WHAT NEEDS TO BE DONE: Across the records below, report how many lines include the word "Formbase", stating the number alone.

RECORDS PROVIDED:
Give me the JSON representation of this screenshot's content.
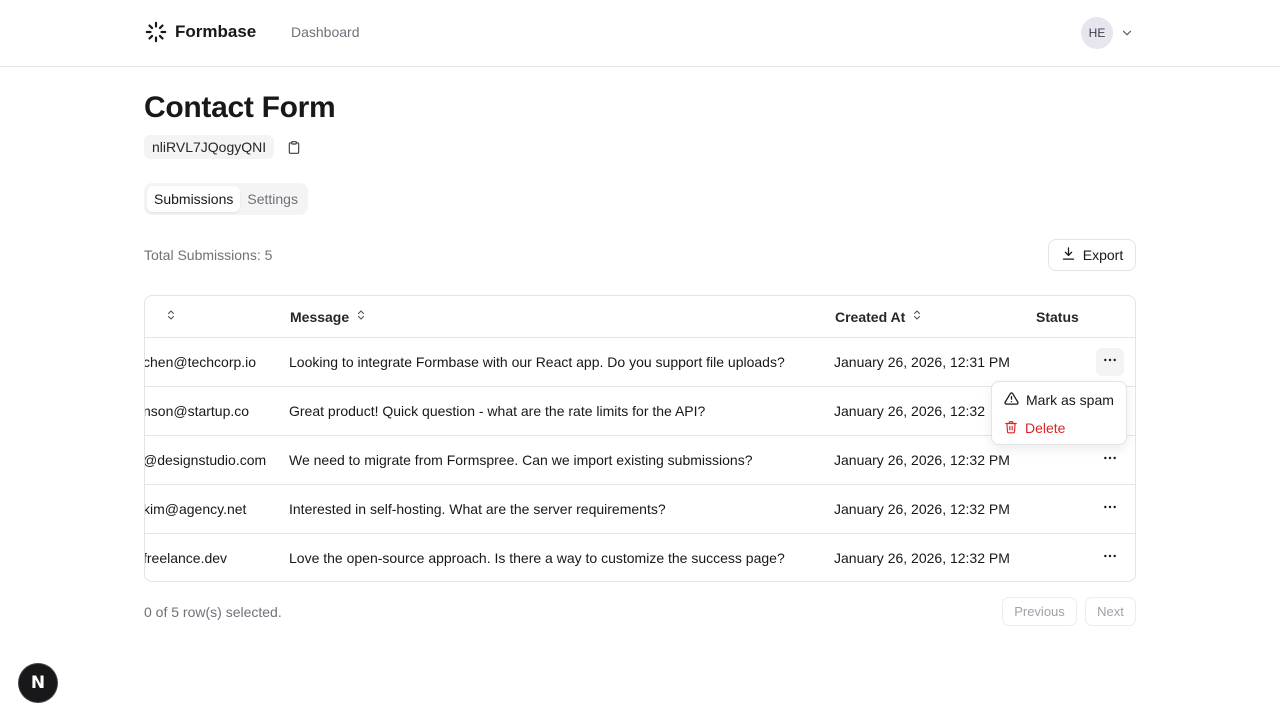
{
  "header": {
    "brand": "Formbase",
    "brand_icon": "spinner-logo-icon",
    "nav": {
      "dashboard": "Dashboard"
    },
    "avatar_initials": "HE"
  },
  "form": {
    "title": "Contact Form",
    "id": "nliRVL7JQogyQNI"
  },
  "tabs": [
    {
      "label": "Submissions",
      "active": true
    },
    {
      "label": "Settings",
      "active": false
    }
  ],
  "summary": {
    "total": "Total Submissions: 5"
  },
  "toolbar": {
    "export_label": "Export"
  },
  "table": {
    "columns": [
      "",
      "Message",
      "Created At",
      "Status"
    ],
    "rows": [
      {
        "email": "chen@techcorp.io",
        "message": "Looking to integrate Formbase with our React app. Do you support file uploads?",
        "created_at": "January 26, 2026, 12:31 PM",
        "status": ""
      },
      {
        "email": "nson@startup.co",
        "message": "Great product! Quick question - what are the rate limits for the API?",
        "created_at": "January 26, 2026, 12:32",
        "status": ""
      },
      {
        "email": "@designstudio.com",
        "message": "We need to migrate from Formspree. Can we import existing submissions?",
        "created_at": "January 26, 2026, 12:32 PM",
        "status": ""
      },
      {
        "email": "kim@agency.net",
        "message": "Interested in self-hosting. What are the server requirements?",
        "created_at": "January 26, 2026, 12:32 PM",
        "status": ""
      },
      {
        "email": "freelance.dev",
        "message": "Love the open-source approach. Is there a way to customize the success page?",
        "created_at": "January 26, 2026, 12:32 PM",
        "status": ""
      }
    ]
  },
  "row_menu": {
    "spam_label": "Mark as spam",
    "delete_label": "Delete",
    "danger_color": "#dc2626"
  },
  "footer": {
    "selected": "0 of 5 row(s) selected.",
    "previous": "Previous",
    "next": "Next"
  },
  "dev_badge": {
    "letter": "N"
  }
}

ANSWER TO THE EXERCISE: 2